"What is the most frustrating aspect of the dancing?"
In answer to this question both mums and teachers were unanimous " getting the dancer to practice" " Practice- trying to fit it in, trying to get them to do it without turning into a fight, and because I am not a dancer it is hard to know that they are doing things the proper way. I have learned some thing in 7 or 8 years, but I would never presume to know all the dances and proper positions. I also find it hard when they have practiced and given soooooo much and then attend a competition and they don't really dance their best or they strike a judge who doesn't like their style. This can be very disheartening and make the next practice that much more difficult"
Teacher A: New Zealand: Practice. Having a child come back to lessons and you know although they said they have practiced that they haven't had their shoes on all week. I usually give my beginning students especially, one thing that they should try and accomplish in that week. These are usually the same students that get frustrated and upset when they don't do well in competition."
However, practicing wasn't the only frustration "what the judges are looking for, and lack of respect for Highland. Costume book, illustrated with all rules and regulations printed clearly was in the mix as well.

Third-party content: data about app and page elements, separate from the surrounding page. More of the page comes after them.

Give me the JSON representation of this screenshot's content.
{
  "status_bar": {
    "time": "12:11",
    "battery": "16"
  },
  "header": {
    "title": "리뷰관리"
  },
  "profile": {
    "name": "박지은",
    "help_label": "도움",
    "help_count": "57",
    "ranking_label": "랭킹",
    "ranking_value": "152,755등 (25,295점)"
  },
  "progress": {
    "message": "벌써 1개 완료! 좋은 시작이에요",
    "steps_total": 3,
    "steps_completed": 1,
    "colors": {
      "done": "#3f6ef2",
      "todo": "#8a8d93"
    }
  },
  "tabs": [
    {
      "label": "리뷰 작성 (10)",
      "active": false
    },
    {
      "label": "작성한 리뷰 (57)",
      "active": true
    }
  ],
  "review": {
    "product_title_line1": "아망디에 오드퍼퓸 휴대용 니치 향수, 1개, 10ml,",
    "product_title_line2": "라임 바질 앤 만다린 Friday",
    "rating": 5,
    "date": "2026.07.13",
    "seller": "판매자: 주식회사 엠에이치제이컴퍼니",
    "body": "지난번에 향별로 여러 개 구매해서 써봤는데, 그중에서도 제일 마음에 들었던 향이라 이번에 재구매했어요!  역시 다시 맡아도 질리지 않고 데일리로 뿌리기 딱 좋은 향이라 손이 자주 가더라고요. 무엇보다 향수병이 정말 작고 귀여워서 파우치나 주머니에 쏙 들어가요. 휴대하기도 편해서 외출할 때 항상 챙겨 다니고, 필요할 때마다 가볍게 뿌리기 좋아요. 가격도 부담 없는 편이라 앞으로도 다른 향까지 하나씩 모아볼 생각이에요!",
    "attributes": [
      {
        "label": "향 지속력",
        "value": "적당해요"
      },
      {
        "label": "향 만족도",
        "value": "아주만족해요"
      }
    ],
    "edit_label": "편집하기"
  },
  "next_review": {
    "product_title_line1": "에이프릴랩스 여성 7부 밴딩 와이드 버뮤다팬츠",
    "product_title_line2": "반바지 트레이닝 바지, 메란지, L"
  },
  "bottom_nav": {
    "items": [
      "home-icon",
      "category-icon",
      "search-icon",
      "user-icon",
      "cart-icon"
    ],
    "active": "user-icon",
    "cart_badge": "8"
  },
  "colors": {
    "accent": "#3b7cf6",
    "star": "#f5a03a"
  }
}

One or two examples: "My limited experience of Highland games has given me the feeling that we need to invest in a set of bagpipes. If you don't have them, you may feel like a second-class citizen. The color and quality of the dance performance draws many a spectators eye but it is the pipers who get the ultimate glory. Dance platforms have often been open sided coverings in the middle of the pipers practice field. Highland dancers are put on the back of the bus when Highland Games events are organized" (Note: comments such as the previous were made by lots of parents and teachers alike. Pipers getting close parking spaces. Dance pipers being drowned out as the bands marched around in the space behind the platform. Venues that have the piping in the shade and the dancers in the open unrelenting sun all cause for complaints.
And from Mary in USA " Please, please can't one of the organizations put out an informative parent booklet. Pictures of what the National costumes should look like, the variations. Where patterns are available. I have spent weeks agonizing over a blouse. Costuming, kilts shoes socks.
Pictures please and where, how to information spelled out for the lay highland mother. Answers to frequently asked questions. They could send this out for a fee when we have to register our dancers each year (SOBHD). To be continued ....
As always for Questions and Comments, I can be reached at
Loraine Ritchey, 1127.W. 4th Street, Lorain, Ohio, 44052.